■ PROBLEM STATEMENT:
State how many lines in the entries below hold the string "Write", and give nothing besides that number.

+++ DATA IN THIS EXERCISE +++

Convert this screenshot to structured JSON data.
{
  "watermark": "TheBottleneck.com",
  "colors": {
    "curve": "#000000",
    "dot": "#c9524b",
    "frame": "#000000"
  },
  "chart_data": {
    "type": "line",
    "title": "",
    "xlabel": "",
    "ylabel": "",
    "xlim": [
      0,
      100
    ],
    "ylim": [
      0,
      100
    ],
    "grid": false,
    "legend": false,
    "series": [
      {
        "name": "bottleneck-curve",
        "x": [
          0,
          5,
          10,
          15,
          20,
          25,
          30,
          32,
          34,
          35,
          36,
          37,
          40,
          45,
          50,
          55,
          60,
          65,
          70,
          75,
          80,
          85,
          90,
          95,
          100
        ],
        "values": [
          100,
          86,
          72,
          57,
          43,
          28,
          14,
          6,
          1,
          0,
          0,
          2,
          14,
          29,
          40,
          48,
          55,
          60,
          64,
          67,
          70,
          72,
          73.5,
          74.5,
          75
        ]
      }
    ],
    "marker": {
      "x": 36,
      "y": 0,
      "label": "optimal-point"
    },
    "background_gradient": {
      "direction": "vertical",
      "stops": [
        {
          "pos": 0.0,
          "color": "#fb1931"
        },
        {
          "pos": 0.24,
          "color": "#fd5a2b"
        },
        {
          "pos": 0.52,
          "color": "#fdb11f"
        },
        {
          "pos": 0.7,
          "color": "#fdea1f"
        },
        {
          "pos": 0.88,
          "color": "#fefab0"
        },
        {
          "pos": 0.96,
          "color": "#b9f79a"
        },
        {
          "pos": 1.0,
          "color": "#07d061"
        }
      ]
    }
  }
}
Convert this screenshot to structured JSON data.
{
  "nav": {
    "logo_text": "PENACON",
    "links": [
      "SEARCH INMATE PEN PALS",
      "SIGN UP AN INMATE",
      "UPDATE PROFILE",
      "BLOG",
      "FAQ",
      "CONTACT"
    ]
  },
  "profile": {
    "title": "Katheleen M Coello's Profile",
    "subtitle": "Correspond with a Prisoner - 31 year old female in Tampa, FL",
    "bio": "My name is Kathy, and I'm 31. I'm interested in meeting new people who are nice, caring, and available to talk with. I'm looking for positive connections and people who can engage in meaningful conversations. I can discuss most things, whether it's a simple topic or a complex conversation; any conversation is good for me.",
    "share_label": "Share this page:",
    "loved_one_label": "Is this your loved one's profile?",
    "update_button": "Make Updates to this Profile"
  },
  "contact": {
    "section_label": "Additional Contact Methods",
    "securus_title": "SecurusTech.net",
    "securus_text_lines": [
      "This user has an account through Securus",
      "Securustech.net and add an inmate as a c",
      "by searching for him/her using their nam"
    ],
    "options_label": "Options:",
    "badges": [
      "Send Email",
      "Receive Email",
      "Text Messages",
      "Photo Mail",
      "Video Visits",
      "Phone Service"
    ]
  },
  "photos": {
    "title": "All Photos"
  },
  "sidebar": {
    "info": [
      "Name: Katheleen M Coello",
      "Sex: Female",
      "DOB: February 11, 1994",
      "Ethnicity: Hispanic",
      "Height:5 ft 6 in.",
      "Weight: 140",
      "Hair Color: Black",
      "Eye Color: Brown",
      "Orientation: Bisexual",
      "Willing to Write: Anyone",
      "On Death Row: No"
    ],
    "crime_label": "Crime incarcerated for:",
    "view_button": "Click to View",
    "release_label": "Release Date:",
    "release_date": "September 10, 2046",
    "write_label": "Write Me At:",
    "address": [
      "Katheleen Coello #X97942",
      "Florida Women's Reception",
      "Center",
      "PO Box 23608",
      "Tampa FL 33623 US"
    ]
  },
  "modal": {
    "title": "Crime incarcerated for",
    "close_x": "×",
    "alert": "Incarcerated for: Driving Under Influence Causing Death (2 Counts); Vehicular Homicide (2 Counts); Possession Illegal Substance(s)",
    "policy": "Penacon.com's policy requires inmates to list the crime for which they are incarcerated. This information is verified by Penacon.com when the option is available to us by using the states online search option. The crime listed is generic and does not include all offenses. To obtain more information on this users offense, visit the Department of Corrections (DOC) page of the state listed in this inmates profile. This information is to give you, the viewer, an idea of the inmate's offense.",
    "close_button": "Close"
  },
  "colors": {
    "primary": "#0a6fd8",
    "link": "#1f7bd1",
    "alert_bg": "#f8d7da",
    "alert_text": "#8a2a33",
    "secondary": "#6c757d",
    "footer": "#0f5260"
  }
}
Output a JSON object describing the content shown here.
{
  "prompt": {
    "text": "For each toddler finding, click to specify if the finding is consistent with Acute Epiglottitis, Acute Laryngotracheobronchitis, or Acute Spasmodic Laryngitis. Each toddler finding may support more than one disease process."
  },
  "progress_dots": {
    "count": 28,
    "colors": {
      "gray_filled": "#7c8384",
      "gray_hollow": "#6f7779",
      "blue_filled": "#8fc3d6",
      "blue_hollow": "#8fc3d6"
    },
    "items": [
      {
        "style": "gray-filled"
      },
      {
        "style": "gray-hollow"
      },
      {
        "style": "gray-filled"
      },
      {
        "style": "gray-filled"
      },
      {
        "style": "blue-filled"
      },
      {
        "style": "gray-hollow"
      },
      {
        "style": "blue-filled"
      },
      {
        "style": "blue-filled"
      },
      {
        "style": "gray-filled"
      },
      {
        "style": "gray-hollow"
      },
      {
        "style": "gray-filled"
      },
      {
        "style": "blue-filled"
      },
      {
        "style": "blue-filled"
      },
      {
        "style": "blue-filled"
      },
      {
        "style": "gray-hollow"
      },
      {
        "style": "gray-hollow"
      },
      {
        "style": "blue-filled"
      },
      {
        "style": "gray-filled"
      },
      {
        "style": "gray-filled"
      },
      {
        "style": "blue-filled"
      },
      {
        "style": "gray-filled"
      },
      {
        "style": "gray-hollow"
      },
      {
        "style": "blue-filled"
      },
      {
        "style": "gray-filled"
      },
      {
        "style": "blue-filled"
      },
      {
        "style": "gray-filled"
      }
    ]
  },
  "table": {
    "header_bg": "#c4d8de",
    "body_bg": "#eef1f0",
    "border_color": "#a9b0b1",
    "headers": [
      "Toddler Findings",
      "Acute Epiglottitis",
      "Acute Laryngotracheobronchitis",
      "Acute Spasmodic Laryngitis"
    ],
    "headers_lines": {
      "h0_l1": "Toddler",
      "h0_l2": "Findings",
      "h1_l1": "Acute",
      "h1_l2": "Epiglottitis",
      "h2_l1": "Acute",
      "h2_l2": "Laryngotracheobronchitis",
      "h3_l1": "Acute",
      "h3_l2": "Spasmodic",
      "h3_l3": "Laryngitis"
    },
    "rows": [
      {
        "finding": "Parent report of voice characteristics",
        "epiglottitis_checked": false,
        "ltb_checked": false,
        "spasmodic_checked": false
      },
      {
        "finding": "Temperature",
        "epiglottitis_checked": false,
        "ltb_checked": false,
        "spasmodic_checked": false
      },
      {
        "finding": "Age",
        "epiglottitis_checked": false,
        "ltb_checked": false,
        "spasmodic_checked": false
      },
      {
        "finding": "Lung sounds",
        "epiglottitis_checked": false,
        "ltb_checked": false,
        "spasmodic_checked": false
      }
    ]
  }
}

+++

■ ANSWER BOX:
2